Return the entries below word for word; no images should appear in the copy.

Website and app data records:

# # # #

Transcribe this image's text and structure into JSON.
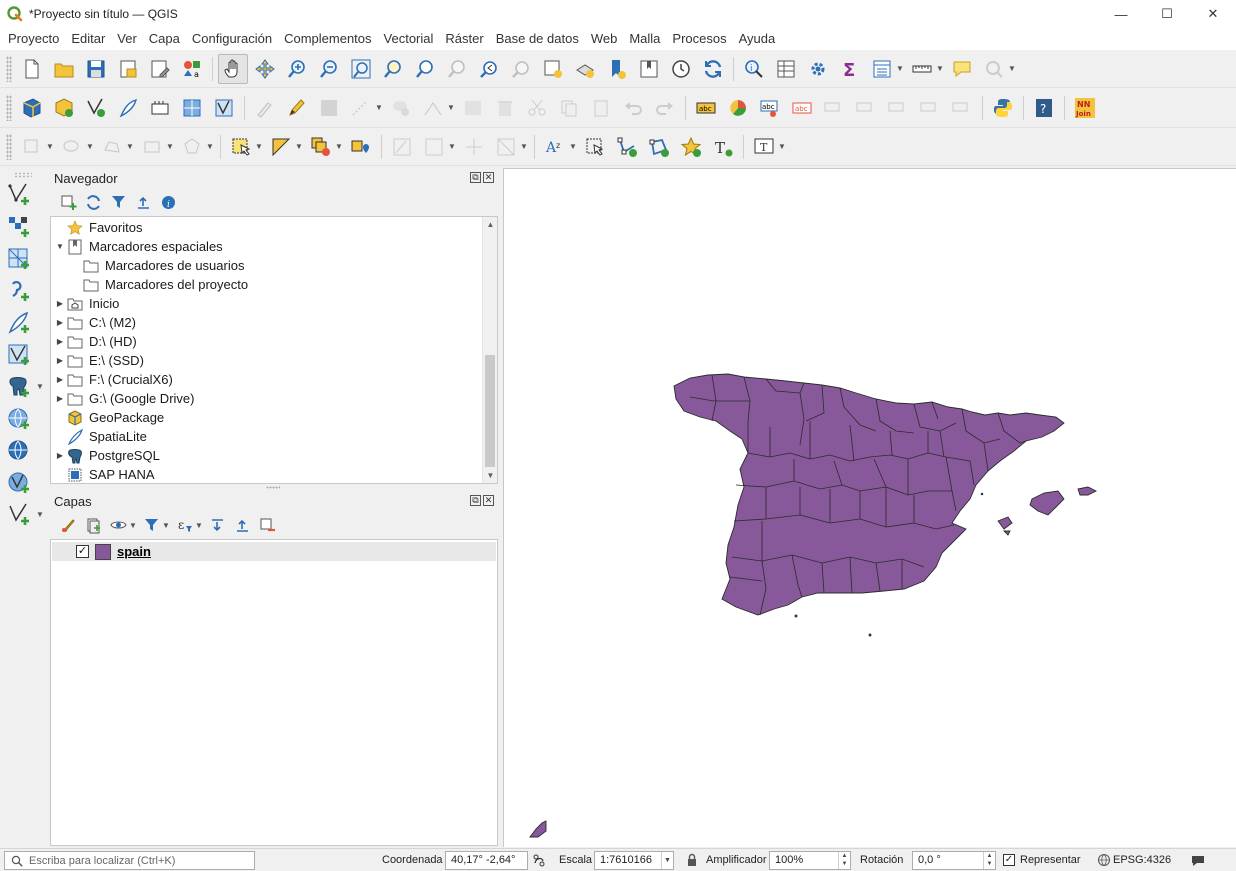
{
  "window": {
    "title": "*Proyecto sin título — QGIS",
    "minimize": "—",
    "maximize": "☐",
    "close": "✕"
  },
  "menubar": [
    "Proyecto",
    "Editar",
    "Ver",
    "Capa",
    "Configuración",
    "Complementos",
    "Vectorial",
    "Ráster",
    "Base de datos",
    "Web",
    "Malla",
    "Procesos",
    "Ayuda"
  ],
  "navigator": {
    "title": "Navegador",
    "items": [
      {
        "label": "Favoritos",
        "icon": "star-icon",
        "expander": ""
      },
      {
        "label": "Marcadores espaciales",
        "icon": "bookmark-icon",
        "expander": "▼"
      },
      {
        "label": "Marcadores de usuarios",
        "icon": "folder-icon",
        "expander": ""
      },
      {
        "label": "Marcadores del proyecto",
        "icon": "folder-icon",
        "expander": ""
      },
      {
        "label": "Inicio",
        "icon": "home-folder-icon",
        "expander": "▶"
      },
      {
        "label": "C:\\ (M2)",
        "icon": "folder-icon",
        "expander": "▶"
      },
      {
        "label": "D:\\ (HD)",
        "icon": "folder-icon",
        "expander": "▶"
      },
      {
        "label": "E:\\ (SSD)",
        "icon": "folder-icon",
        "expander": "▶"
      },
      {
        "label": "F:\\ (CrucialX6)",
        "icon": "folder-icon",
        "expander": "▶"
      },
      {
        "label": "G:\\ (Google Drive)",
        "icon": "folder-icon",
        "expander": "▶"
      },
      {
        "label": "GeoPackage",
        "icon": "geopackage-icon",
        "expander": ""
      },
      {
        "label": "SpatiaLite",
        "icon": "spatialite-icon",
        "expander": ""
      },
      {
        "label": "PostgreSQL",
        "icon": "postgresql-icon",
        "expander": "▶"
      },
      {
        "label": "SAP HANA",
        "icon": "sap-hana-icon",
        "expander": ""
      }
    ]
  },
  "layers_panel": {
    "title": "Capas",
    "layers": [
      {
        "name": "spain",
        "checked": "✓",
        "color": "#87599a"
      }
    ]
  },
  "map": {
    "fill": "#87599a",
    "stroke": "#2b2b2b"
  },
  "statusbar": {
    "locator_placeholder": "Escriba para localizar (Ctrl+K)",
    "coord_label": "Coordenada",
    "coord_value": "40,17° -2,64°",
    "scale_label": "Escala",
    "scale_value": "1:7610166",
    "magnifier_label": "Amplificador",
    "magnifier_value": "100%",
    "rotation_label": "Rotación",
    "rotation_value": "0,0 °",
    "render_label": "Representar",
    "render_checked": "✓",
    "crs": "EPSG:4326"
  },
  "icons": {
    "accent_green": "#3a9d3a",
    "accent_blue": "#2c6fb7",
    "accent_yellow": "#f3c33b"
  }
}
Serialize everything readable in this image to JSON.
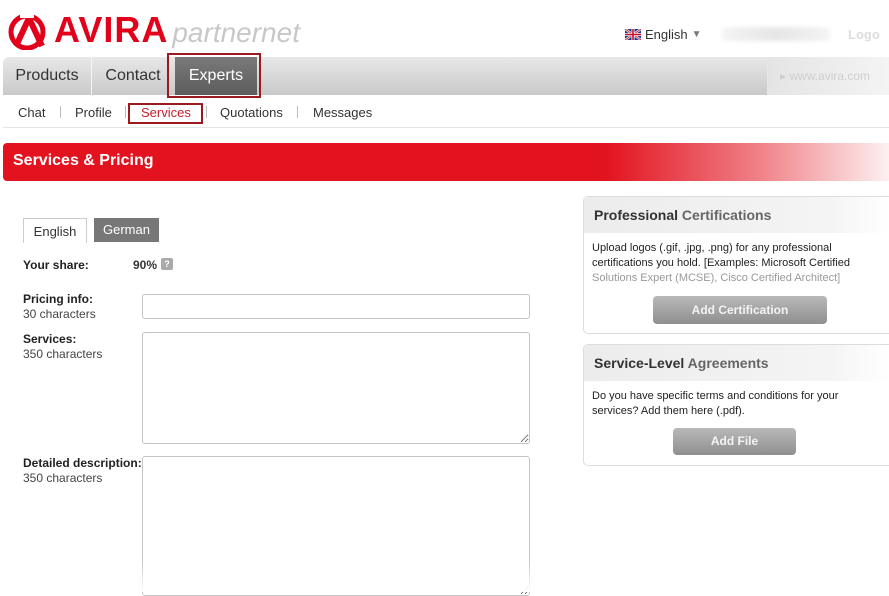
{
  "header": {
    "brand": "AVIRA",
    "brand_suffix": "partnernet",
    "language": "English",
    "logout": "Logo",
    "site_link": "www.avira.com"
  },
  "main_nav": {
    "items": [
      "Products",
      "Contact",
      "Experts"
    ],
    "active": "Experts"
  },
  "sub_nav": {
    "items": [
      "Chat",
      "Profile",
      "Services",
      "Quotations",
      "Messages"
    ],
    "active": "Services"
  },
  "page": {
    "title": "Services & Pricing"
  },
  "lang_tabs": [
    "English",
    "German"
  ],
  "form": {
    "share_label": "Your share:",
    "share_value": "90%",
    "help_icon": "?",
    "pricing_label": "Pricing info:",
    "pricing_hint": "30 characters",
    "pricing_value": "",
    "services_label": "Services:",
    "services_hint": "350 characters",
    "services_value": "",
    "detail_label": "Detailed description:",
    "detail_hint": "350 characters",
    "detail_value": ""
  },
  "panels": {
    "certifications": {
      "title_bold": "Professional",
      "title_rest": "Certifications",
      "text_1": "Upload logos (.gif, .jpg, .png) for any professional",
      "text_2": "certifications you hold. [Examples: Microsoft Certified",
      "text_3": "Solutions Expert (MCSE), Cisco Certified Architect]",
      "button": "Add Certification"
    },
    "sla": {
      "title_bold": "Service-Level",
      "title_rest": "Agreements",
      "text_1": "Do you have specific terms and conditions for your",
      "text_2": "services? Add them here (.pdf).",
      "button": "Add File"
    }
  },
  "colors": {
    "brand_red": "#e2001a",
    "highlight_frame": "#9b1a1f",
    "active_tab": "#5c5c5c"
  }
}
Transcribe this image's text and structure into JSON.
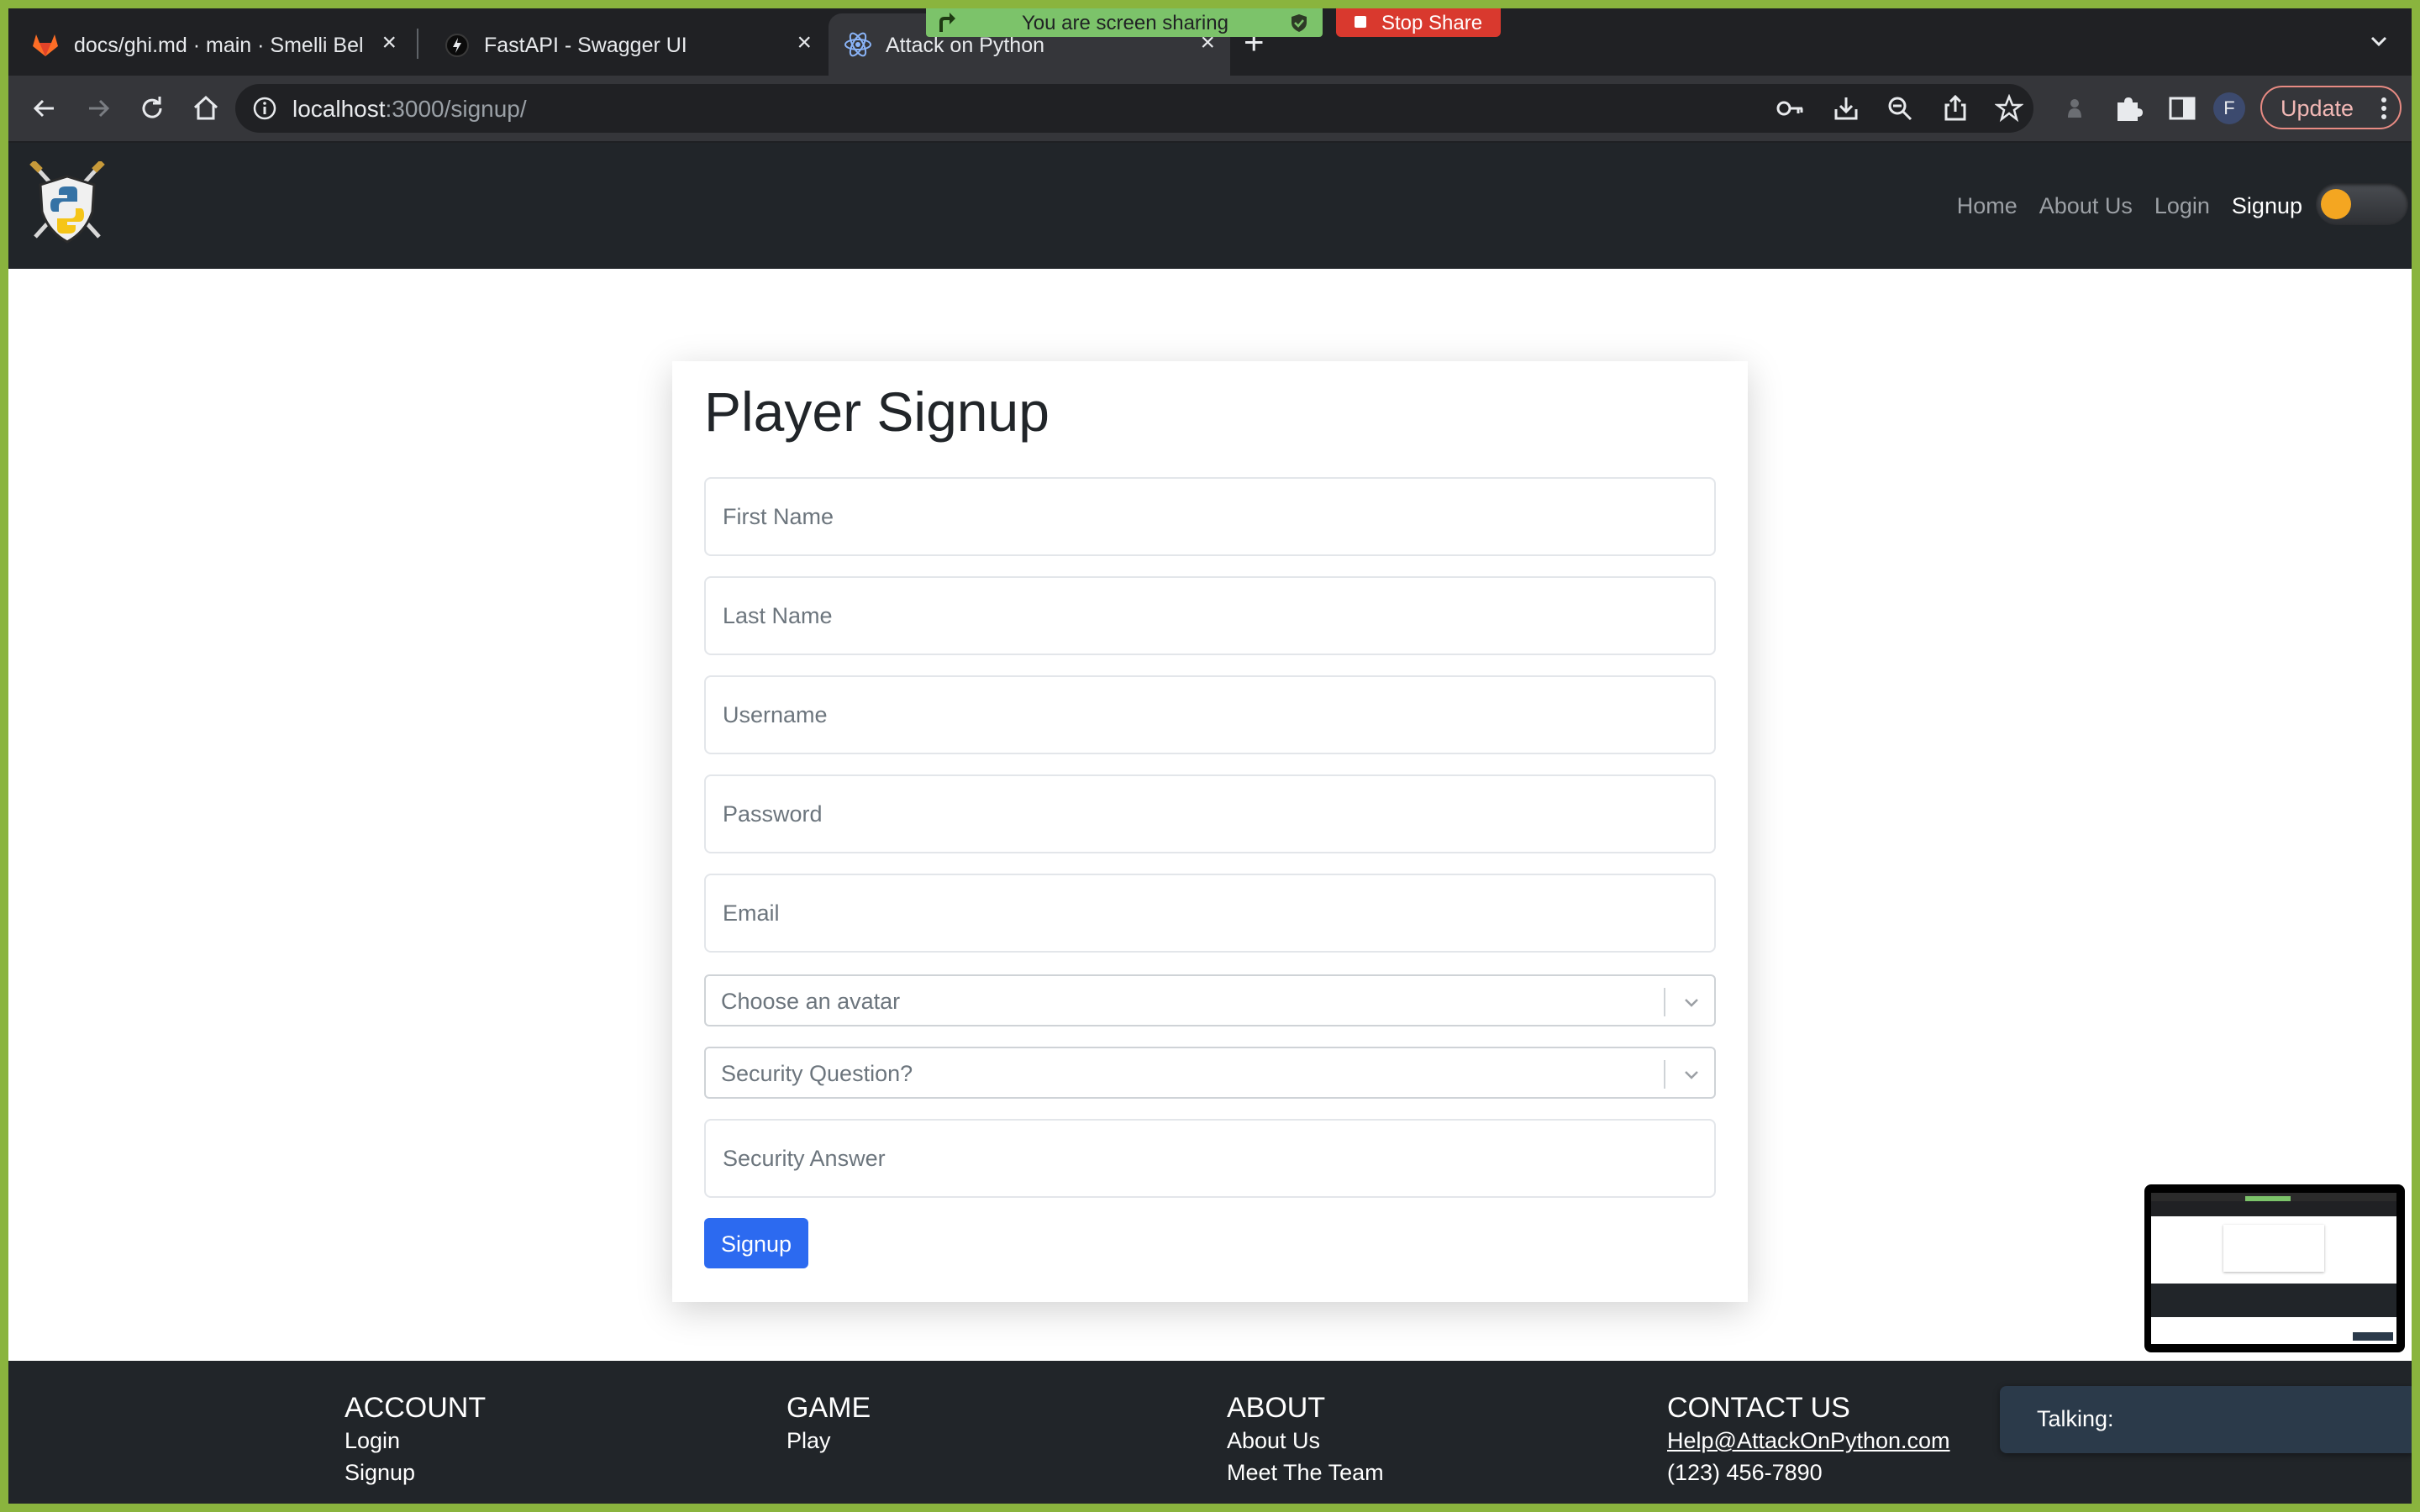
{
  "browser": {
    "tabs": [
      {
        "title": "docs/ghi.md · main · Smelli Bel",
        "icon": "gitlab-icon"
      },
      {
        "title": "FastAPI - Swagger UI",
        "icon": "fastapi-icon"
      },
      {
        "title": "Attack on Python",
        "icon": "react-icon"
      }
    ],
    "active_tab": 2,
    "url_host": "localhost",
    "url_path": ":3000/signup/",
    "update_label": "Update",
    "profile_initial": "F"
  },
  "share_banner": {
    "sharing_text": "You are screen sharing",
    "stop_label": "Stop Share"
  },
  "navbar": {
    "links": [
      "Home",
      "About Us",
      "Login",
      "Signup"
    ],
    "active": "Signup"
  },
  "form": {
    "title": "Player Signup",
    "first_name_ph": "First Name",
    "last_name_ph": "Last Name",
    "username_ph": "Username",
    "password_ph": "Password",
    "email_ph": "Email",
    "avatar_ph": "Choose an avatar",
    "security_q_ph": "Security Question?",
    "security_a_ph": "Security Answer",
    "submit_label": "Signup"
  },
  "footer": {
    "account": {
      "head": "ACCOUNT",
      "items": [
        "Login",
        "Signup"
      ]
    },
    "game": {
      "head": "GAME",
      "items": [
        "Play"
      ]
    },
    "about": {
      "head": "ABOUT",
      "items": [
        "About Us",
        "Meet The Team"
      ]
    },
    "contact": {
      "head": "CONTACT US",
      "email": "Help@AttackOnPython.com",
      "phone": "(123) 456-7890"
    }
  },
  "talking": {
    "label": "Talking:"
  },
  "colors": {
    "frame": "#8ab43e",
    "navbar": "#212529",
    "primary": "#2c6af0",
    "stop": "#d9392e",
    "share": "#7cc36a"
  }
}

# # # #

RESULT OF THIS TASK:
Transcribe this image's text and structure into JSON.
{
  "window": {
    "title": "*Proyecto sin título — QGIS",
    "minimize": "—",
    "maximize": "☐",
    "close": "✕"
  },
  "menubar": [
    "Proyecto",
    "Editar",
    "Ver",
    "Capa",
    "Configuración",
    "Complementos",
    "Vectorial",
    "Ráster",
    "Base de datos",
    "Web",
    "Malla",
    "Procesos",
    "Ayuda"
  ],
  "navigator": {
    "title": "Navegador",
    "items": [
      {
        "label": "Favoritos",
        "icon": "star-icon",
        "expander": ""
      },
      {
        "label": "Marcadores espaciales",
        "icon": "bookmark-icon",
        "expander": "▼"
      },
      {
        "label": "Marcadores de usuarios",
        "icon": "folder-icon",
        "expander": ""
      },
      {
        "label": "Marcadores del proyecto",
        "icon": "folder-icon",
        "expander": ""
      },
      {
        "label": "Inicio",
        "icon": "home-folder-icon",
        "expander": "▶"
      },
      {
        "label": "C:\\ (M2)",
        "icon": "folder-icon",
        "expander": "▶"
      },
      {
        "label": "D:\\ (HD)",
        "icon": "folder-icon",
        "expander": "▶"
      },
      {
        "label": "E:\\ (SSD)",
        "icon": "folder-icon",
        "expander": "▶"
      },
      {
        "label": "F:\\ (CrucialX6)",
        "icon": "folder-icon",
        "expander": "▶"
      },
      {
        "label": "G:\\ (Google Drive)",
        "icon": "folder-icon",
        "expander": "▶"
      },
      {
        "label": "GeoPackage",
        "icon": "geopackage-icon",
        "expander": ""
      },
      {
        "label": "SpatiaLite",
        "icon": "spatialite-icon",
        "expander": ""
      },
      {
        "label": "PostgreSQL",
        "icon": "postgresql-icon",
        "expander": "▶"
      },
      {
        "label": "SAP HANA",
        "icon": "sap-hana-icon",
        "expander": ""
      }
    ]
  },
  "layers_panel": {
    "title": "Capas",
    "layers": [
      {
        "name": "spain",
        "checked": "✓",
        "color": "#87599a"
      }
    ]
  },
  "map": {
    "fill": "#87599a",
    "stroke": "#2b2b2b"
  },
  "statusbar": {
    "locator_placeholder": "Escriba para localizar (Ctrl+K)",
    "coord_label": "Coordenada",
    "coord_value": "40,17° -2,64°",
    "scale_label": "Escala",
    "scale_value": "1:7610166",
    "magnifier_label": "Amplificador",
    "magnifier_value": "100%",
    "rotation_label": "Rotación",
    "rotation_value": "0,0 °",
    "render_label": "Representar",
    "render_checked": "✓",
    "crs": "EPSG:4326"
  },
  "icons": {
    "accent_green": "#3a9d3a",
    "accent_blue": "#2c6fb7",
    "accent_yellow": "#f3c33b"
  }
}
Serialize everything readable in this image to JSON.
{
  "header": {
    "brand": "AVIRA",
    "brand_suffix": "partnernet",
    "language": "English",
    "logout": "Logo",
    "site_link": "www.avira.com"
  },
  "main_nav": {
    "items": [
      "Products",
      "Contact",
      "Experts"
    ],
    "active": "Experts"
  },
  "sub_nav": {
    "items": [
      "Chat",
      "Profile",
      "Services",
      "Quotations",
      "Messages"
    ],
    "active": "Services"
  },
  "page": {
    "title": "Services & Pricing"
  },
  "lang_tabs": [
    "English",
    "German"
  ],
  "form": {
    "share_label": "Your share:",
    "share_value": "90%",
    "help_icon": "?",
    "pricing_label": "Pricing info:",
    "pricing_hint": "30 characters",
    "pricing_value": "",
    "services_label": "Services:",
    "services_hint": "350 characters",
    "services_value": "",
    "detail_label": "Detailed description:",
    "detail_hint": "350 characters",
    "detail_value": ""
  },
  "panels": {
    "certifications": {
      "title_bold": "Professional",
      "title_rest": "Certifications",
      "text_1": "Upload logos (.gif, .jpg, .png) for any professional",
      "text_2": "certifications you hold. [Examples: Microsoft Certified",
      "text_3": "Solutions Expert (MCSE), Cisco Certified Architect]",
      "button": "Add Certification"
    },
    "sla": {
      "title_bold": "Service-Level",
      "title_rest": "Agreements",
      "text_1": "Do you have specific terms and conditions for your",
      "text_2": "services? Add them here (.pdf).",
      "button": "Add File"
    }
  },
  "colors": {
    "brand_red": "#e2001a",
    "highlight_frame": "#9b1a1f",
    "active_tab": "#5c5c5c"
  }
}
Transcribe this image's text and structure into JSON.
{
  "browser": {
    "tabs": [
      {
        "title": "docs/ghi.md · main · Smelli Bel",
        "icon": "gitlab-icon"
      },
      {
        "title": "FastAPI - Swagger UI",
        "icon": "fastapi-icon"
      },
      {
        "title": "Attack on Python",
        "icon": "react-icon"
      }
    ],
    "active_tab": 2,
    "url_host": "localhost",
    "url_path": ":3000/signup/",
    "update_label": "Update",
    "profile_initial": "F"
  },
  "share_banner": {
    "sharing_text": "You are screen sharing",
    "stop_label": "Stop Share"
  },
  "navbar": {
    "links": [
      "Home",
      "About Us",
      "Login",
      "Signup"
    ],
    "active": "Signup"
  },
  "form": {
    "title": "Player Signup",
    "first_name_ph": "First Name",
    "last_name_ph": "Last Name",
    "username_ph": "Username",
    "password_ph": "Password",
    "email_ph": "Email",
    "avatar_ph": "Choose an avatar",
    "security_q_ph": "Security Question?",
    "security_a_ph": "Security Answer",
    "submit_label": "Signup"
  },
  "footer": {
    "account": {
      "head": "ACCOUNT",
      "items": [
        "Login",
        "Signup"
      ]
    },
    "game": {
      "head": "GAME",
      "items": [
        "Play"
      ]
    },
    "about": {
      "head": "ABOUT",
      "items": [
        "About Us",
        "Meet The Team"
      ]
    },
    "contact": {
      "head": "CONTACT US",
      "email": "Help@AttackOnPython.com",
      "phone": "(123) 456-7890"
    }
  },
  "talking": {
    "label": "Talking:"
  },
  "colors": {
    "frame": "#8ab43e",
    "navbar": "#212529",
    "primary": "#2c6af0",
    "stop": "#d9392e",
    "share": "#7cc36a"
  }
}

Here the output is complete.